VOX, WPI's music theatre production company, and the Department of Humanities and Arts music division will present German dramatist Bertolt Brecht and composer Kurt Weill's classic revolutionary musical theatre production, "The Threepenny Opera" on Sept. 19 and 20 in Alden Memorial. Originally set in the impoverished back alleys of Victorian London, this production finds underworld antihero Mackie Messer (aka Mack the Knife) in prohibition Chicago as he tries to woo Polly Peachum and elude the authorities. "The Threepenny Opera" premiered in 1928 Berlin, offering a socialist critique of the capitalist world.

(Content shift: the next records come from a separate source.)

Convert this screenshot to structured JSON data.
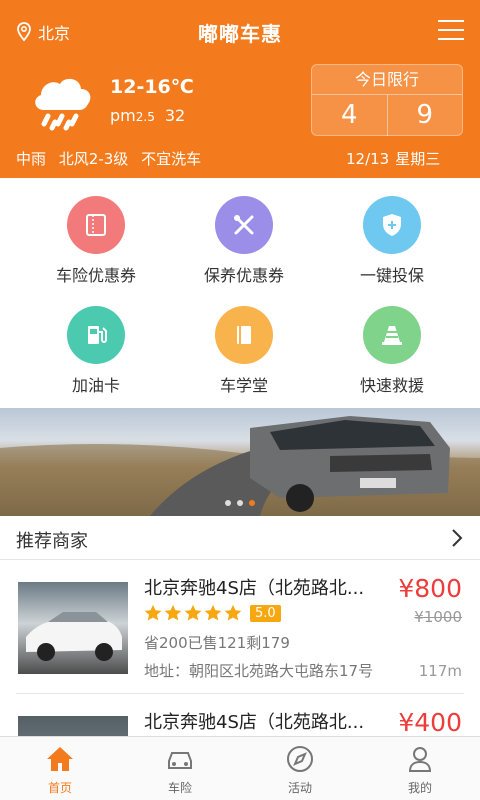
{
  "header": {
    "location": "北京",
    "title": "嘟嘟车惠",
    "temperature": "12-16℃",
    "pm_label": "pm",
    "pm_sub": "2.5",
    "pm_value": "32",
    "weather": [
      "中雨",
      "北风2-3级",
      "不宜洗车"
    ],
    "limit": {
      "title": "今日限行",
      "numbers": [
        "4",
        "9"
      ]
    },
    "date": "12/13",
    "weekday": "星期三"
  },
  "services": [
    {
      "label": "车险优惠券",
      "color": "#f37a7a",
      "icon": "ticket-icon"
    },
    {
      "label": "保养优惠券",
      "color": "#9a8ee8",
      "icon": "tools-icon"
    },
    {
      "label": "一键投保",
      "color": "#6fc8ef",
      "icon": "shield-icon"
    },
    {
      "label": "加油卡",
      "color": "#4bcab0",
      "icon": "fuel-icon"
    },
    {
      "label": "车学堂",
      "color": "#f8b34c",
      "icon": "book-icon"
    },
    {
      "label": "快速救援",
      "color": "#7fd38a",
      "icon": "cone-icon"
    }
  ],
  "banner": {
    "dots": 3,
    "active_index": 2
  },
  "section": {
    "title": "推荐商家"
  },
  "shops": [
    {
      "name": "北京奔驰4S店（北苑路北...",
      "rating": "5.0",
      "stars": 5,
      "sold": "省200已售121剩179",
      "address": "地址：朝阳区北苑路大屯路东17号",
      "price": "¥800",
      "old_price": "¥1000",
      "distance": "117m"
    },
    {
      "name": "北京奔驰4S店（北苑路北...",
      "price": "¥400"
    }
  ],
  "tabs": [
    {
      "label": "首页",
      "icon": "home-icon",
      "active": true
    },
    {
      "label": "车险",
      "icon": "car-icon",
      "active": false
    },
    {
      "label": "活动",
      "icon": "compass-icon",
      "active": false
    },
    {
      "label": "我的",
      "icon": "user-icon",
      "active": false
    }
  ],
  "colors": {
    "brand": "#f37b1d",
    "price": "#ee3b3b",
    "rating_badge": "#f7a70f"
  }
}
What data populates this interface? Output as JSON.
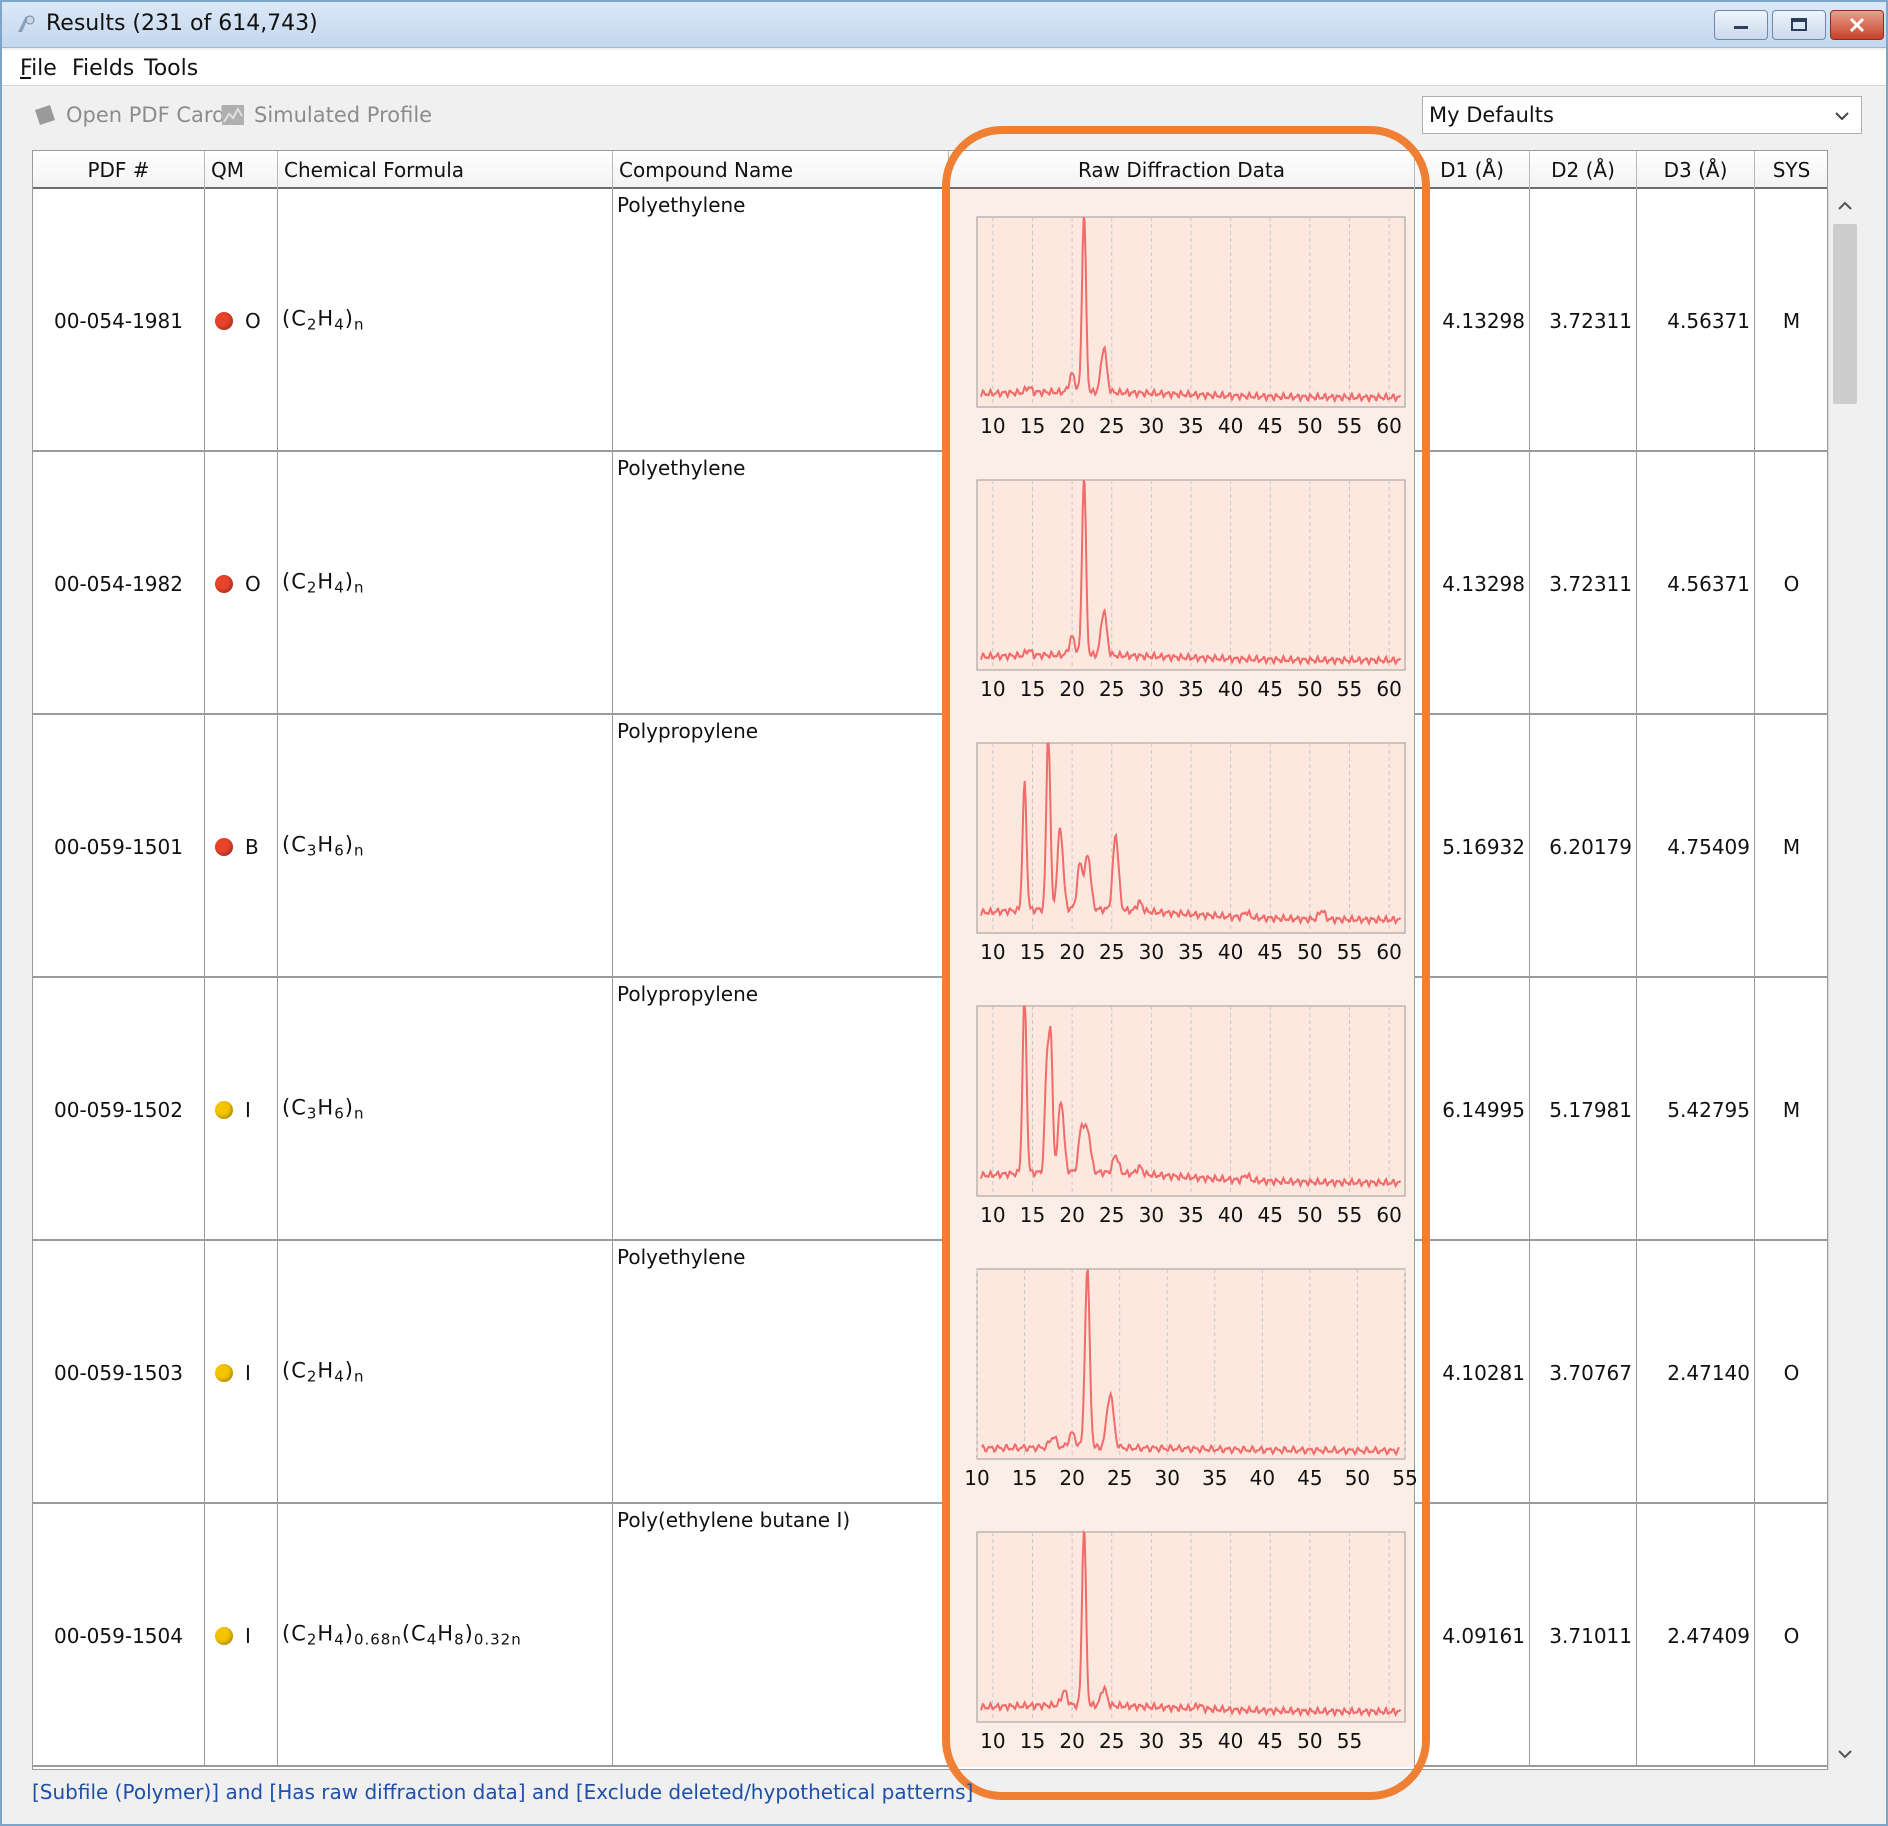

Advising the student production will be German Professor David Dollenmayer, whose students will provide German and English translations. Returning to direct her fourth production at WPI will be Kristy Chambrelli. Her past theatrical direction at the university includes "The Mikado," "Sweeney Todd," and Choral Music Director John Delorey's "Witchwife." The production will be fully staged and costumed, and Professor Douglas Weeks will conduct the cabaret-style pit band.
Showtimes are Friday, Sept. 19 at 7:30 p.m., and Saturday, Sept. 20 at 2 and 7:30 p.m. Tickets cost $15 for general admission, and $10 for students with ID, and are available at the door. To reserve tickets, call 508-831-5051 or email at email@example.com. Doors open 30 minutes prior to the show.
Note: Information for the calendar comes from the Web-based WPI Events Calendar, which is powered by the Social Web. To have your events listed in @WPI, please enter them in Social Web and request that they be added to the appropriate WPI calendar. Visit Social Web to learn how.
- Exhibit: "A Life's Journey," photographs by Professor Diran Apelian - Gordon Library, 3rd Floor Gallery, August 28 to Oct. 12
- Exhibit: Ink on Paper exhibit by alumna Erica Mason - Gordon Library, Gladwin Gallery, August 28 to Oct. 12
- Exhibit: "Old Tech: Robert Goddard & Worcester Polytechnic Institute" - Gordon Library
Monday, September 15
- Colloquium: "A Comparative Study of General Finite Element Techniques in Atomistic-to-Continuum Coupling," by Peter W. Chung, U.S. Army Research Lab, sponsored by the Physics Dept. - Olin, Room 223, 4pm
Tuesday, September 16
- Fair: IGSD Global Fair - Campus Center Odeum, 4-6pm
Wednesday, September 17
- Fair: Fall Career Fair - Harrington Auditorium, 1-5pm
Thursday, September 18
- Fair: Fall Career Fair - Campus Center Odeum, 1-5pm
Beware of Computer Viruses
This is a popular time of year for new viruses to be released. McAfee VirusScan updates and Windows security patches are automatically updated for computers on the ADMIN domain, but you'll want to be sure to update your home computer, too. Here are some tips to help you avoid contracting a virus.
- Don't click on links in unwanted e-mail.
- Don't open attachments from users you don't know.
- Don't open attachments you are not expecting even from users you do know.
- Do run updated virus prevention software & Windows updates.
- Do use a non-WPI e-mail address for non-WPI communications, such as online purchases.
- Do report suspected virus-ridden messages by sending full headers to firstname.lastname@example.org.
- Do permanently delete those messages!
Last modified: July 13, 2010 14:29:58